  • Generation of brand new customers.
  • Maintaining and building loyalty among existing customers.
  • Upsell existing customers.
  • Generation of new customers through existing customers.
  • Follow up regularly to reactivate inactive prospects.
  • Recovery of lost customers.

Have you noticed something? ¡Yes! Generation of brand new customers is just one of six areas covered on (or should be covered on) your sales plan. What happens then? The thing is that we like to make our lives more difficult and we assume that business can only survive if they generate new business on an ongoing basis.

Did you know the cost of generating a brand new customer is much higher than that of keeping them happy, get more sales from them or even higher than the cost of asking for referrals?

And it has been proven that the cost of recovering a lost customer is much higher than any other costs associated with your customers. Do you know why?

Simply because you’ve got to win back their confidence as they don’t want to do business with you again, you’ve to make a stronger effort to convince them to come back, make sure things will be different if they do, and unfortunately all of this is very difficult to achieve in most cases.

So, what do you need to do to start up your commercial project or sales plan?

Ok, now you know it’s not only about generating brand new customers and you are ready to make it all happen. It’s then time to roll up your sleeves and implement actions needed to make your sales plan work.

Which are those actions?

What you need to consider within your sales plan.

  • You must organize all the information you’ll need for your customers: All platforms through which you reach out to your customer must be ready: social networks, website, blog, product literature, catalogs, collateral materials, etc.. You don’t have to have them all, but the more sugar, the sweeter.
  • Through what channels you want to reach your customers? There are many available options, out of which I will mention just a few:
    • Advertising to attract customer to your store or office.
    • Through community or networking events.
    • Reaching out them through sales representatives.
    • Using telemarketing or direct mail to send out information about the company.
    • Email marketing campaigns.
    • Social media and digital channels.
  • How will you keep track and follow up on all contacts made? If you notice, of the 6 areas I mentioned above, 5 are associated with current clients or business contacts, which means you have (if you want) full access to all customer-related information and have the possibility to explore further opportunities with each of them.

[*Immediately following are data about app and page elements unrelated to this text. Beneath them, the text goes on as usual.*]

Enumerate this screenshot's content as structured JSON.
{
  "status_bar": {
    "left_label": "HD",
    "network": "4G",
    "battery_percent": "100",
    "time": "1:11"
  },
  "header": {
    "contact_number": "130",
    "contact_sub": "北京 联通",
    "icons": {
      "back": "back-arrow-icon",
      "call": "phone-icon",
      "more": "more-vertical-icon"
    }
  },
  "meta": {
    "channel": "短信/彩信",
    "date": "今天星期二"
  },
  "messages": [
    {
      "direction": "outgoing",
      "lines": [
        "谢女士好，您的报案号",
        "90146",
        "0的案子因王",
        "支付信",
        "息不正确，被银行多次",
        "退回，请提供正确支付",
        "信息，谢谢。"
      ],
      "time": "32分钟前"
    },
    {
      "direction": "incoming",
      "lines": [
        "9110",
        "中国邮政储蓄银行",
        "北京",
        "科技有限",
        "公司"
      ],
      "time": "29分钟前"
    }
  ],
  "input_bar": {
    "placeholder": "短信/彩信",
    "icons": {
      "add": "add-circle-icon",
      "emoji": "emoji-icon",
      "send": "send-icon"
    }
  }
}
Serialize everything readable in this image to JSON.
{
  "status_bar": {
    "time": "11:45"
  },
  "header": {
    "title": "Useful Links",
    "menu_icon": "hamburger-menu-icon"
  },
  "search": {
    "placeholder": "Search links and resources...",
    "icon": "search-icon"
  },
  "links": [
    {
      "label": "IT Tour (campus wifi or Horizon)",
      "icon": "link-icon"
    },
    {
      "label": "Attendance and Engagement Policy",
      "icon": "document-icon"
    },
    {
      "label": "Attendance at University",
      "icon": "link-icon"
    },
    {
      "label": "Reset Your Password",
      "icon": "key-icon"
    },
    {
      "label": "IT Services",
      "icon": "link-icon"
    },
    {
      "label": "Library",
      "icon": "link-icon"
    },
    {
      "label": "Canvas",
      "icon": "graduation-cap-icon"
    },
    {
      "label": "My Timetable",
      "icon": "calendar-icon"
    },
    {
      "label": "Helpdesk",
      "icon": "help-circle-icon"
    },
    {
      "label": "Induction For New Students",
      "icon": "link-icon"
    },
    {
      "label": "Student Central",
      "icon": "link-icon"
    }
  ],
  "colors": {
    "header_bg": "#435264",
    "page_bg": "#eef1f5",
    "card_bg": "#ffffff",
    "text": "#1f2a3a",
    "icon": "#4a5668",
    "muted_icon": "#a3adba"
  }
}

And following up regularly with actual customers, whether they are active or not, is certainly the most ignored area on almost all sales plans or commercial projects and by the majority of companies, just because they tend to concentrate only on developing new customers, and not that much in nurturing relationships with actual customers and contacts to get the most benefit out of them.

Keeping in touch with all your customers through customer relationship management platforms (CRM) or the contact management venue of your choice, will allow you to engage with them, increase their loyalty therefore increase the volume of business they do with you, get referrals or simply discover new business opportunities through your existing database, and those are fundamental elements on any sales plan or commercial project.

What do you think you could add to build a more complete sales plan for your business?


Related articles in this blog:
Cold Calling Sales (Part I): Where Can You Start From?
I recommend reading:
Guidelines To Create A Sales Plan (in Spanish)